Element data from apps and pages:
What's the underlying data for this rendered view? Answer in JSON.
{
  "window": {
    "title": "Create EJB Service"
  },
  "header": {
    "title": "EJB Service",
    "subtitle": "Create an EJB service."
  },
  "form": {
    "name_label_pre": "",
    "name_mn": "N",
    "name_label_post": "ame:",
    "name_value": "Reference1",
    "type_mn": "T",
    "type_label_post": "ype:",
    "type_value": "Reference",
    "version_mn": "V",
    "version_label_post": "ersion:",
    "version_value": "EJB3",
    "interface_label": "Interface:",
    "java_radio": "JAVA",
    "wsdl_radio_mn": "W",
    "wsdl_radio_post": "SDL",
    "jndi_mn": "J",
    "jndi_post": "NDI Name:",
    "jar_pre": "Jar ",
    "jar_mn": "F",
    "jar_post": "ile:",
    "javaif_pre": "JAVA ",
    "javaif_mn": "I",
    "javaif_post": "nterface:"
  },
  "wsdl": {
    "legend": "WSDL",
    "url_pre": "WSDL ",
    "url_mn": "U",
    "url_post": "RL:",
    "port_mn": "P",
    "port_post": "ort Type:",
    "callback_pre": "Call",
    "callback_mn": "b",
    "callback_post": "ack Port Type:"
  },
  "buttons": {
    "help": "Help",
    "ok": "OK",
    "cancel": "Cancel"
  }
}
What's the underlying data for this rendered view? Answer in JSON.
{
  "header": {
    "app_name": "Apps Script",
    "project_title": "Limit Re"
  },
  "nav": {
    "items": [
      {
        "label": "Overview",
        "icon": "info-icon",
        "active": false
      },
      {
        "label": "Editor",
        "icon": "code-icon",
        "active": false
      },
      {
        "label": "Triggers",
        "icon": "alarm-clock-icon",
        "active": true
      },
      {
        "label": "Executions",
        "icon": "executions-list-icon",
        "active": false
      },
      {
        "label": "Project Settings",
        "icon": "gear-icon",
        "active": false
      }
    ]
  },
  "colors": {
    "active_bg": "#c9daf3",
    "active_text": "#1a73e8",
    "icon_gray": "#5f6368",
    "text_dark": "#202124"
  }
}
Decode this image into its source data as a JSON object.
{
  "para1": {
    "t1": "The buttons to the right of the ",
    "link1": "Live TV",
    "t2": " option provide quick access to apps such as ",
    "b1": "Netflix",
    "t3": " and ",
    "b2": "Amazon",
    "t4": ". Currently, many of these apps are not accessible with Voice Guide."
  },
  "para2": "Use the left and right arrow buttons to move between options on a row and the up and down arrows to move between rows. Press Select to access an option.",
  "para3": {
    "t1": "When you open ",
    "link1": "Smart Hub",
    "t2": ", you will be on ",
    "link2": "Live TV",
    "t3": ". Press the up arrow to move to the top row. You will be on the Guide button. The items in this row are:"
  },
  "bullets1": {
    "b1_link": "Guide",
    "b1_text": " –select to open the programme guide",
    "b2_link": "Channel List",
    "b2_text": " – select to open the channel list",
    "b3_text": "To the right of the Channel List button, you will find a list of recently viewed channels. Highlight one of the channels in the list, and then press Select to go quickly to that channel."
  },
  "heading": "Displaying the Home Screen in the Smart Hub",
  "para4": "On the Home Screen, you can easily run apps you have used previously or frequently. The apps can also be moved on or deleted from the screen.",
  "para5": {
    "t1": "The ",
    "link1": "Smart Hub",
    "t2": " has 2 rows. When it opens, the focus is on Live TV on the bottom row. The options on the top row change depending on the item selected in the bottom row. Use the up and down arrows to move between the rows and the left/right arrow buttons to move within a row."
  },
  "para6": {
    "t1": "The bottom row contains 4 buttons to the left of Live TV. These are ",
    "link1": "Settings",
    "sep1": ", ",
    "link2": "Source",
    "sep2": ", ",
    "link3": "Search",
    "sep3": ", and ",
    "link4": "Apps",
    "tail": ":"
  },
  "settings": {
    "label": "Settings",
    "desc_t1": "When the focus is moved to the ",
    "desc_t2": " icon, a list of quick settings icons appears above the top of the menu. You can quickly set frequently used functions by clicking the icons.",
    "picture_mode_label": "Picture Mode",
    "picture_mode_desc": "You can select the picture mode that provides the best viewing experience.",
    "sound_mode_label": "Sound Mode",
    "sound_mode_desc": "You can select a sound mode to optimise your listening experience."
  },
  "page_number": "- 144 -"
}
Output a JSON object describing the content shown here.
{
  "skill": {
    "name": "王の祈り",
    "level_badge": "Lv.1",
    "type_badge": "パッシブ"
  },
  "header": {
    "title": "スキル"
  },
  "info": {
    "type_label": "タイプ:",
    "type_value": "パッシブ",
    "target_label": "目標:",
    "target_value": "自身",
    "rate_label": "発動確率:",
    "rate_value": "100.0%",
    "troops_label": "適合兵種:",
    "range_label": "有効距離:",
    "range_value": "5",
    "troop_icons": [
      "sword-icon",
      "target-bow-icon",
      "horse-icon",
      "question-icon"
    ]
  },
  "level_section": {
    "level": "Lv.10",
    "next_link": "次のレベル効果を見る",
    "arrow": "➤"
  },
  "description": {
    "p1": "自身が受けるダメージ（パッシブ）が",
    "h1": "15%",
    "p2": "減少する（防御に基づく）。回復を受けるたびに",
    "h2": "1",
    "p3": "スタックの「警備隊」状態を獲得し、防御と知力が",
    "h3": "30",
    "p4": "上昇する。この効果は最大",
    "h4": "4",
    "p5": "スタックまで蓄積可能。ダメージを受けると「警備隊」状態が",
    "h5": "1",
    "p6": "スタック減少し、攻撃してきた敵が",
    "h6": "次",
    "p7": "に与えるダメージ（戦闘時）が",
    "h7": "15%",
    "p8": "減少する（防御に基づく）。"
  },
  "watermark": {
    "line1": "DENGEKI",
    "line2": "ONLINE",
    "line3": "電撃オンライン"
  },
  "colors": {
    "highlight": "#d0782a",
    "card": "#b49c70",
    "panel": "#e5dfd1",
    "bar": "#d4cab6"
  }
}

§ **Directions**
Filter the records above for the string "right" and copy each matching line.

§ **Answer to this problem**
    "t1": "The buttons to the right of the ",
  "para2": "Use the left and right arrow buttons to move between options on a row and the up and down arrows to move between rows. Press Select to access an option.",
    "b3_text": "To the right of the Channel List button, you will find a list of recently viewed channels. Highlight one of the channels in the list, and then press Select to go quickly to that channel."
    "t2": " has 2 rows. When it opens, the focus is on Live TV on the bottom row. The options on the top row change depending on the item selected in the bottom row. Use the up and down arrows to move between the rows and the left/right arrow buttons to move within a row."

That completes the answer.